“The function of a mathematician, then, is simply to observe the facts about his own hard and intricate system of reality, that astonishingly beautiful complex of logical relations which forms the subject-matter of his science, as if he were an explorer looking at a distant range of mountains, and to record the results of his observations in a series of maps, each of which is a branch of pure mathematics. Many of these maps have been completed, while in others, and these, naturally, the most interesting, there are vast uncharted regions. Some, it seems, have some relevance to the structure of the physical world, while others have no such tangible application. Among them there is perhaps none quite so fascinating, with quite the same astonishing contrasts of sharp outline and mysterious shade, as that which constitutes the theory of numbers.g.h. hardy 3

“The positive integers do not lie, like the logical foundations of mathematics, in the hardly visible distance, nor in the uncomfortably tangled foreground, like the immediate data of the physical world, but at a decent middle distance, where the outlines are clear and yet some element of mystery remains. There is no one so blind that he does not see them, and no one so sharp-sighted that his vision does not fail; they stand there a continual and inevitable challenge to the curiosity of every healthy mind. I have merely directed your attention for a moment to a few of the less immediately conspicuous features of the landscape, in the hope that I might sharpen your curiosity a little, and that some of you perhaps might feel tempted to walk a little nearer and take a rather closer view.”

—Hardy, Godfrey Harold. A Mathematician’s Apology. (Cambridge, GB: Cambridge University Press, 1992), 35, 21.
Hardy, Godfrey H. “The Theory of Numbers.” Nature 2759.110(1922): 381-385.
Image from the film: The Man Who Knew Infinity (Warner Bros., IFC Films, 2015).

Pope em. Benedict XVI on Creation


PB16 on creation 2013-02-06

On 06 February 2013, Pope Benedict XVI dedicated one of his last audiences to the topic of creation:

“But our question today is: in the age of science and technology, does it still make sense to speak of creation? How should we understand the Genesis narratives? The Bible is not intended as a natural science manual; its intention instead is to teach us the authentic and profound truth of things. The fundamental truth that the Genesis stories reveal to us is that the world is not a collection of contrasting forces, but has its origin and its stability in the Logos, in God’s eternal Reason, who continues to sustain the universe. There is a plan for the world that arises from this Reason, from the creating Spirit. Believing that such a reality is behind all this, illuminates every aspect of life and gives us the courage to face the adventure of life with confidence and hope.”

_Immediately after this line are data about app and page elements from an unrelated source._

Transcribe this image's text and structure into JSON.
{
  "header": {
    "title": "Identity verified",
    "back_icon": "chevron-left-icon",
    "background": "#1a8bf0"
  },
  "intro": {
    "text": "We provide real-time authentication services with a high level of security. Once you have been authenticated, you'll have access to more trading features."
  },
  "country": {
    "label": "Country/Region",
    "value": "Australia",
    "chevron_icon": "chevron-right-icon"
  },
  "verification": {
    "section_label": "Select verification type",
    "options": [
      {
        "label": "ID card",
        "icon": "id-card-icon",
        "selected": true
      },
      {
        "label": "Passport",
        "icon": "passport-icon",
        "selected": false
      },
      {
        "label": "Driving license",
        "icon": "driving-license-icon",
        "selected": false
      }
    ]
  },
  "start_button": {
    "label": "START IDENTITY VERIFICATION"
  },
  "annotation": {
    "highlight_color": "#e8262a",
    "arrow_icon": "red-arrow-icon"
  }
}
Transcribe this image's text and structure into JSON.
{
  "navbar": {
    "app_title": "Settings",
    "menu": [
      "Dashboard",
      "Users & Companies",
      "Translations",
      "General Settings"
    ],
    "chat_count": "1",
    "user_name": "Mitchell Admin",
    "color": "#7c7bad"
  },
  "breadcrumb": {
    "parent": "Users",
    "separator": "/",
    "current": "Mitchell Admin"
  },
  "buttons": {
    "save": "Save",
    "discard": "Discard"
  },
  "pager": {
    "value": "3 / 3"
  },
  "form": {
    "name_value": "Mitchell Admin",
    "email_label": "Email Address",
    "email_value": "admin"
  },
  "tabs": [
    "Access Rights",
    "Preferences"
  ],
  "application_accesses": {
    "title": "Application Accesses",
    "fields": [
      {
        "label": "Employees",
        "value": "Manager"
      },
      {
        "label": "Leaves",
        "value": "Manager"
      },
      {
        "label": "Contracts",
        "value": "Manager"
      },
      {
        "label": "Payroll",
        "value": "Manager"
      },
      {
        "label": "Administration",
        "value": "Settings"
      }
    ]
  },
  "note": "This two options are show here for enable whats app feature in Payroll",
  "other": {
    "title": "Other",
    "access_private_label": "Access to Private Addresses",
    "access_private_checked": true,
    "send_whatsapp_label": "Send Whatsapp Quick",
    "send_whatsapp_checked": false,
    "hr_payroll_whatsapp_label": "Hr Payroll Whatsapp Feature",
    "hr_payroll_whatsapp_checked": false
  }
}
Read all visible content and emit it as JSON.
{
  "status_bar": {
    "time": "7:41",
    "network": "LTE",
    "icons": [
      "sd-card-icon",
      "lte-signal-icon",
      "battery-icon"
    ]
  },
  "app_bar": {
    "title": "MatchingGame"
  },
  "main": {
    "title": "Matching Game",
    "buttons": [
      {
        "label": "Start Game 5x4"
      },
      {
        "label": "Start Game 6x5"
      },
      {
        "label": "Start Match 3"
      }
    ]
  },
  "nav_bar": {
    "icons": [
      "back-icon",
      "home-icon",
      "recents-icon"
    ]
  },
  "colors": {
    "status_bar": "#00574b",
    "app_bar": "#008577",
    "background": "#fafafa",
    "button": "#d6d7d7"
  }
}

You can read the whole text here.

Oliver Heaviside: Justification of Faith



On 03 February 1925, Oliver Heaviside (1850–1925) passed away in Torquay, England. A significant physicist and mathematician, he is known for his re-formulation of Maxwell’s field equations in terms of electric and magnetic forces and energy flux, work adapting complex analysis to electrodynamics and a formulation of vector analysis.

Regarding Maxwell’s equations, one historian of physics notes (T. Bearden): “Maxwell’s vector equations taught in university are actually Heaviside’s truncated equations, and are only a simplified version of what Maxwell originally wrote…Maxwell’s original theory is 20 equations in 20 unknowns. The theory was later truncated by Maxwell himself on the insistence of his editor, and then particularly by Heaviside, Gibbs, and Hertz after Maxwell’s death.”

His text Electromagnetic Theory (originally published 1912) includes an interesting use of the Reformation-era theological concept of “justification by works.”

“The justification of faith is by work, for the process works. If it failed, then we should have to find some other way.”

…Perhaps this might give new meaning to the popular physics meme interpreting Genesis 1:

“And God said … ∯ E da = Q/εₒ; ∯ Bda = 0; ∮Eds = d/dt∯Bda; ∮Bds = μₒ∯Jda + εₒ,μₒ d/dt∮Eds … and there was light.”

“Maxwell-Heaviside theory of electrodynamics.” Tom Bearden Website.
Heaviside, Oliver. Electromagnetic Theory, Volume 3. (New York, NY: Cosimo Books, 2008), 219. Image: © OliverHeaviside(dot)com.